#### Your objective
Every line that contains the word "color" is to be copied from the listing.

#### Source records

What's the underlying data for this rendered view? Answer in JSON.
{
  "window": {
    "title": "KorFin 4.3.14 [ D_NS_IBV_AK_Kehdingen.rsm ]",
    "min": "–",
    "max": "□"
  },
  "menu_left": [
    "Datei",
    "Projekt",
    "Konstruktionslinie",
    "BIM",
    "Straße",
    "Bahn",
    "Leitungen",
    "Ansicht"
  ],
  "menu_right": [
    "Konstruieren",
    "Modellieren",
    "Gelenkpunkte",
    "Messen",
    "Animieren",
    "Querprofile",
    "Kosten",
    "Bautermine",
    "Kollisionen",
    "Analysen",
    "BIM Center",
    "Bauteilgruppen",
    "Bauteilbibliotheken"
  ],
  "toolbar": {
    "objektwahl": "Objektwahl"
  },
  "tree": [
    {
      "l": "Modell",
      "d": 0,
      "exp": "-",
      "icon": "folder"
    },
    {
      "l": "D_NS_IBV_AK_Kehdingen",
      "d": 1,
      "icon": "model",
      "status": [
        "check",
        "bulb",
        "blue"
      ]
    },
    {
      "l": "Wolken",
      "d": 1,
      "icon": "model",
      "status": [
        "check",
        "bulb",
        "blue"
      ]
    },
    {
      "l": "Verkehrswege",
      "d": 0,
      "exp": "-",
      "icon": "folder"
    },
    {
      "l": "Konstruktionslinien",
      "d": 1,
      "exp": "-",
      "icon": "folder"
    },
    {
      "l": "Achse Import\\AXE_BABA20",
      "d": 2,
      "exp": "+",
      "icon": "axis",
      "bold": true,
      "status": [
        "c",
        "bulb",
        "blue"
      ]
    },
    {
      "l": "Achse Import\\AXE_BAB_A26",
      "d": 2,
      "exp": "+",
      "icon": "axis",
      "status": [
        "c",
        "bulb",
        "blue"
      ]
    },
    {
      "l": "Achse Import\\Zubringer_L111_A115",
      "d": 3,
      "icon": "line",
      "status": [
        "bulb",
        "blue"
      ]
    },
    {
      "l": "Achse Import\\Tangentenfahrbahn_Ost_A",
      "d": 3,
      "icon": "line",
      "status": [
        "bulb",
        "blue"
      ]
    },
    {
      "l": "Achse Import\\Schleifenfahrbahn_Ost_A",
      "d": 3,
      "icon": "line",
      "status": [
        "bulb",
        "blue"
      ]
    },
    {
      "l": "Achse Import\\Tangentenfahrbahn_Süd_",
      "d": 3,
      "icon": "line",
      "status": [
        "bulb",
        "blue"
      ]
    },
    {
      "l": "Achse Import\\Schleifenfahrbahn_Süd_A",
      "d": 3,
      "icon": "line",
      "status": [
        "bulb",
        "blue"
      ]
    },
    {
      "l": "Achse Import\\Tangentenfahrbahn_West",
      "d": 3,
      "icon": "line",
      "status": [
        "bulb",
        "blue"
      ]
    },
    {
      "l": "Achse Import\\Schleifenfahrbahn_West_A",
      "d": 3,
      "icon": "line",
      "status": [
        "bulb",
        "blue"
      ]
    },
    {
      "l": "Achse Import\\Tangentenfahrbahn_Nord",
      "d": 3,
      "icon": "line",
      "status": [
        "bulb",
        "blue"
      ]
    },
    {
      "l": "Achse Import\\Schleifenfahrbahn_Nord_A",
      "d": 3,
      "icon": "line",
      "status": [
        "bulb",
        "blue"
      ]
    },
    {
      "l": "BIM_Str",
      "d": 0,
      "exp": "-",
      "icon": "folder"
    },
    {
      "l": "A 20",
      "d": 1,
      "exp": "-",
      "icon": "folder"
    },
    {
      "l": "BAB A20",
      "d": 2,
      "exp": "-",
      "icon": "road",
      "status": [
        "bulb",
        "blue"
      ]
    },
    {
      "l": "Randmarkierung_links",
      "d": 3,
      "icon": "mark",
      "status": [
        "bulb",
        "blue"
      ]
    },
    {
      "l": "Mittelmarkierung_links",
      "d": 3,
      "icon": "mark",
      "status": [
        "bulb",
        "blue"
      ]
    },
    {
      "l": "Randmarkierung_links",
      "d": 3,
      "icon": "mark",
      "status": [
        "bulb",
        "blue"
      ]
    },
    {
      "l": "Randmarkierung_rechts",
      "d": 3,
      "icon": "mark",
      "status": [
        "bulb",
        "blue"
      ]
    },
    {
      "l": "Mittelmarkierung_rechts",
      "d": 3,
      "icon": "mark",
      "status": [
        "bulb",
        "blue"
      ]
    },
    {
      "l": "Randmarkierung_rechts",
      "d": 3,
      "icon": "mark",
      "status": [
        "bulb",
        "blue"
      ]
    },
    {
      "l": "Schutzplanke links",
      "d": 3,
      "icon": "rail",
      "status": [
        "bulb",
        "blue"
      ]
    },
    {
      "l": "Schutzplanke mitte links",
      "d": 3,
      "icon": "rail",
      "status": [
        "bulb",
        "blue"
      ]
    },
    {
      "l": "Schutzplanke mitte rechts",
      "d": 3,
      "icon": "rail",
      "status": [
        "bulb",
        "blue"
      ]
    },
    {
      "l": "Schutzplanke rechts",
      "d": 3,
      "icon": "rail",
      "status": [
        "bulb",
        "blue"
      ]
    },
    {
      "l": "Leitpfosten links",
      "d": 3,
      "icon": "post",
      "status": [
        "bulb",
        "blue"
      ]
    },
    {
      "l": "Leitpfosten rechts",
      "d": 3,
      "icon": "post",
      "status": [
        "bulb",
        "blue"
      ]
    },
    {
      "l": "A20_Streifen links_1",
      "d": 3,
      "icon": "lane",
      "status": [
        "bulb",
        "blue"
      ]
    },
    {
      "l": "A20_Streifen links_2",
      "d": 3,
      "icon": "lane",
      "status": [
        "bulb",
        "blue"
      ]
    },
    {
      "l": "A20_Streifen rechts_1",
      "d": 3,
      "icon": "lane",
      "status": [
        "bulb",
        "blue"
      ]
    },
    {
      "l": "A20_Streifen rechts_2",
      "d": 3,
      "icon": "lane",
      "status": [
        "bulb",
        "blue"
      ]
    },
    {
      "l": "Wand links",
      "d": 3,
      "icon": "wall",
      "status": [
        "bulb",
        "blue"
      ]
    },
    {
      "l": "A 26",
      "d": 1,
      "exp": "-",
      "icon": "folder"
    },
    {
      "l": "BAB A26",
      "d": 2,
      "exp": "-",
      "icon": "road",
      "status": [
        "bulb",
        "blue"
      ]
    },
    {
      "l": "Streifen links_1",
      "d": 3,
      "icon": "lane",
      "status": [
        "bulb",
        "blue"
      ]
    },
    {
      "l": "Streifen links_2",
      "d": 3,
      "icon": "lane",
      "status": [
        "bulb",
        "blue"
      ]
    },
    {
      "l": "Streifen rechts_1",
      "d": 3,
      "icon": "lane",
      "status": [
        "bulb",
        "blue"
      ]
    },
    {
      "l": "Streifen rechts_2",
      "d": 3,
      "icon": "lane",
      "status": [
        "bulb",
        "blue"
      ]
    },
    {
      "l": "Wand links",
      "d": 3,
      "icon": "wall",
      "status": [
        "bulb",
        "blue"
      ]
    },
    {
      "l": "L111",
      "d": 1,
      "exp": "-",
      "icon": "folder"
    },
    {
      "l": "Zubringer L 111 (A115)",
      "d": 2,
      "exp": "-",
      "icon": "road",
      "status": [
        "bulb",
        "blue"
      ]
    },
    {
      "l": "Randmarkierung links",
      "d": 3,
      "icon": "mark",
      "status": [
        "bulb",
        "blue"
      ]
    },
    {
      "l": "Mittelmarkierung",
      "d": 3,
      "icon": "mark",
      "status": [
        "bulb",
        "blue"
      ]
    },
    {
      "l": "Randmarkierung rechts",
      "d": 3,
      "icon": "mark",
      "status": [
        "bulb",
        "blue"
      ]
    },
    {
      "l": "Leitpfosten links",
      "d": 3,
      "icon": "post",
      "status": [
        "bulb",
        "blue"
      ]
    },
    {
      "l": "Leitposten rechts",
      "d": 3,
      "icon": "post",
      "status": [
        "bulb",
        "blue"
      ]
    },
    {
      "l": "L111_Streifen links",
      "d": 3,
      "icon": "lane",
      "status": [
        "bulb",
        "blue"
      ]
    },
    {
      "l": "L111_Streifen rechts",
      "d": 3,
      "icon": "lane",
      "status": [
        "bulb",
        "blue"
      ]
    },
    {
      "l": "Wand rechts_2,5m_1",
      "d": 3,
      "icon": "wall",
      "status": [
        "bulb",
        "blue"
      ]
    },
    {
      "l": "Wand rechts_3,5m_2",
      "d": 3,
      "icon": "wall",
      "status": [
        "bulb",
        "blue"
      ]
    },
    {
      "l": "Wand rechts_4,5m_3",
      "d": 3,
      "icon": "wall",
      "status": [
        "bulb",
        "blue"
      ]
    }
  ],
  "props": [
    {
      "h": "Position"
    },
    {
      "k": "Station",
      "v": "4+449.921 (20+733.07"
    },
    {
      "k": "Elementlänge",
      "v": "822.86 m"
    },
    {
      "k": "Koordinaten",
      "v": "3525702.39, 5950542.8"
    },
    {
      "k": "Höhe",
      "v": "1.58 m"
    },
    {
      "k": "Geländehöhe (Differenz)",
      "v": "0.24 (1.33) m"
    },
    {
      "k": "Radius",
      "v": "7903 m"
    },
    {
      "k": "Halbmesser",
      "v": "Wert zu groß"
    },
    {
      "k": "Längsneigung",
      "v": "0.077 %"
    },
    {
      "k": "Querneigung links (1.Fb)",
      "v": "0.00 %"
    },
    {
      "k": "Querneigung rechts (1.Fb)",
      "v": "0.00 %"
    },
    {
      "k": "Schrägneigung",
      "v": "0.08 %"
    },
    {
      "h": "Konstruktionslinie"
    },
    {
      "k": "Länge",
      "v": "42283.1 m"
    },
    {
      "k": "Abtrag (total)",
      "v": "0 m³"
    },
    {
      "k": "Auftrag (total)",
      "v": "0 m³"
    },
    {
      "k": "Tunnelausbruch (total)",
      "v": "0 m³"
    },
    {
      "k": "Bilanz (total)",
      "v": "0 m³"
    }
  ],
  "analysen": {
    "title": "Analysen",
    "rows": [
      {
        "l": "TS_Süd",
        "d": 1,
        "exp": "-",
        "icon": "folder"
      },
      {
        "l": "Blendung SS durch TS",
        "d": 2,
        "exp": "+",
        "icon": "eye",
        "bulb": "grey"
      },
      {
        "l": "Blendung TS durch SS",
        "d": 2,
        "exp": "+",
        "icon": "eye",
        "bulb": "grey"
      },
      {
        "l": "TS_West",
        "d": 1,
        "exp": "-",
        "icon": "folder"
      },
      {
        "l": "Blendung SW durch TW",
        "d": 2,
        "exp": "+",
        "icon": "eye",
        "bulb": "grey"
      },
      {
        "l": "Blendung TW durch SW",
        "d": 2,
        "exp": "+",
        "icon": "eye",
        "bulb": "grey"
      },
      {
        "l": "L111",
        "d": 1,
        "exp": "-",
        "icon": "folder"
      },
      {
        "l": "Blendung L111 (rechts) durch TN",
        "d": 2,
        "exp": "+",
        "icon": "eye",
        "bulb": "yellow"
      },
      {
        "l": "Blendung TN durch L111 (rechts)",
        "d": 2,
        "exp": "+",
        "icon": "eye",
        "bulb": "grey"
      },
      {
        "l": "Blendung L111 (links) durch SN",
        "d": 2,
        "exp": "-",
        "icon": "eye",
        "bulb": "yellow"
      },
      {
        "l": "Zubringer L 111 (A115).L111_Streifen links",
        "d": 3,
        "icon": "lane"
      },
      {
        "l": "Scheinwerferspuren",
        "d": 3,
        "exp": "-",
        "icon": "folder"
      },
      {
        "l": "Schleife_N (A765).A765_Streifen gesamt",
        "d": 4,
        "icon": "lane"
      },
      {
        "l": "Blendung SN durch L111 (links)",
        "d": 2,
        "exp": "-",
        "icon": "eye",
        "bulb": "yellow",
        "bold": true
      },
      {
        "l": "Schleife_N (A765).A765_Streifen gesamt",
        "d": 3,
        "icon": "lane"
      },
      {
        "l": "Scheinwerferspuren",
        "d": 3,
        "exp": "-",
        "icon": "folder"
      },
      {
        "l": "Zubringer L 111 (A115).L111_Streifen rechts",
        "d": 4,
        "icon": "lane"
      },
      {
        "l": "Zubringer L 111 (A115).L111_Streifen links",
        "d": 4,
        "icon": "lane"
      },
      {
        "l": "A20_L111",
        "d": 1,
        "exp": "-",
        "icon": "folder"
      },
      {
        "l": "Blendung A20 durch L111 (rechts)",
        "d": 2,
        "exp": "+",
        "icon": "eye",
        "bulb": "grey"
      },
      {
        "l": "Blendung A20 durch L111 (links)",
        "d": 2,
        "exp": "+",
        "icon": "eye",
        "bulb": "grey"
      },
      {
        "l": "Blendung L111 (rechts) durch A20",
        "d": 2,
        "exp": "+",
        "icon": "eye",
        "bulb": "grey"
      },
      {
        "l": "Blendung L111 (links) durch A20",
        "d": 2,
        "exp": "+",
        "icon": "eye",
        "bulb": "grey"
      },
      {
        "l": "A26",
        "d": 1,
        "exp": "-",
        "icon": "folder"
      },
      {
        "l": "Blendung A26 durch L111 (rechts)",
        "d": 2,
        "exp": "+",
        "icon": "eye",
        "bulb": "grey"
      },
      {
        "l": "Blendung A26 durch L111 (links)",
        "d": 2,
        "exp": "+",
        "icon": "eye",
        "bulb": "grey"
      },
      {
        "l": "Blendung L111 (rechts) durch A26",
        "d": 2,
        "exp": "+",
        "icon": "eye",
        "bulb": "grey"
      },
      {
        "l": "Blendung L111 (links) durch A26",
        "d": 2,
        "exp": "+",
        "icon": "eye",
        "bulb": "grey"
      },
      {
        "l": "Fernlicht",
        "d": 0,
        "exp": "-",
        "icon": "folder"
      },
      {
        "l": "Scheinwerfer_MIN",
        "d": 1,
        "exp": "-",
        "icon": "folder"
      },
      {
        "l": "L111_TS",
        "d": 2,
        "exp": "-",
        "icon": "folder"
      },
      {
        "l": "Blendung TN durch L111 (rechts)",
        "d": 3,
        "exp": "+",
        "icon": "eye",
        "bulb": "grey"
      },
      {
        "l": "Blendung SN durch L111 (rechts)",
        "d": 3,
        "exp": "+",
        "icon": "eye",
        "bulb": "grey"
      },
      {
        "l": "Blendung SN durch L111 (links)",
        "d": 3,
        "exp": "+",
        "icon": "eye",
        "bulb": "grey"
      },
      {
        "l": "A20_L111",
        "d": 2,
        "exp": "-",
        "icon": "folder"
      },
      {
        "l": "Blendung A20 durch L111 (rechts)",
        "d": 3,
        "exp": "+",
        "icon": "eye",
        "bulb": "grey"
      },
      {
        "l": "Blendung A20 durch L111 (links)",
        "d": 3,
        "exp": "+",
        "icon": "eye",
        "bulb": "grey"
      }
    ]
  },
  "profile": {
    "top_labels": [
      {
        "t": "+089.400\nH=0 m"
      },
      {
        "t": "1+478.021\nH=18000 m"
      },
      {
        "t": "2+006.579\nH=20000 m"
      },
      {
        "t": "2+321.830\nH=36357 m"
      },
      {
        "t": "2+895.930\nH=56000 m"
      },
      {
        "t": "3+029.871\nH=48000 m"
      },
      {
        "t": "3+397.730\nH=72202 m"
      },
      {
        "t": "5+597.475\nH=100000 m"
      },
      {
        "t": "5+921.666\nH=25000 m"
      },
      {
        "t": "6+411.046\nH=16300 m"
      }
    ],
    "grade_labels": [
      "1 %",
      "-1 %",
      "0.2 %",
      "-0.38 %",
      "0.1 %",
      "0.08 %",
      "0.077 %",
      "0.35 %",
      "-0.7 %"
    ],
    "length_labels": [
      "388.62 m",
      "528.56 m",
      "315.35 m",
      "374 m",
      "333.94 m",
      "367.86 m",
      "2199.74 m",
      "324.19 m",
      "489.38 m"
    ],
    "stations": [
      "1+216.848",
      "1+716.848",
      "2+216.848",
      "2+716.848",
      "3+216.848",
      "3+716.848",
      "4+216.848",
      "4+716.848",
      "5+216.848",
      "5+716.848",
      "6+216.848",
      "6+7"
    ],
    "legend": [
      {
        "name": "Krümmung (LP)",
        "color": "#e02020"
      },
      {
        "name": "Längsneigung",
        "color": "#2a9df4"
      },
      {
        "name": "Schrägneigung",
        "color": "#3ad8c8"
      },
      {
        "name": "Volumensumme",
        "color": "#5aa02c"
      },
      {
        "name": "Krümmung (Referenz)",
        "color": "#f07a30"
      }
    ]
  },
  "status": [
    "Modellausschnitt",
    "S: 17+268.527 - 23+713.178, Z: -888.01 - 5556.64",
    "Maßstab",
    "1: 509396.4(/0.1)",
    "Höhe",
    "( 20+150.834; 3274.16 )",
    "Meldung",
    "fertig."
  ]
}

#### Answer
        "color": "#e02020"
        "color": "#2a9df4"
        "color": "#3ad8c8"
        "color": "#5aa02c"
        "color": "#f07a30"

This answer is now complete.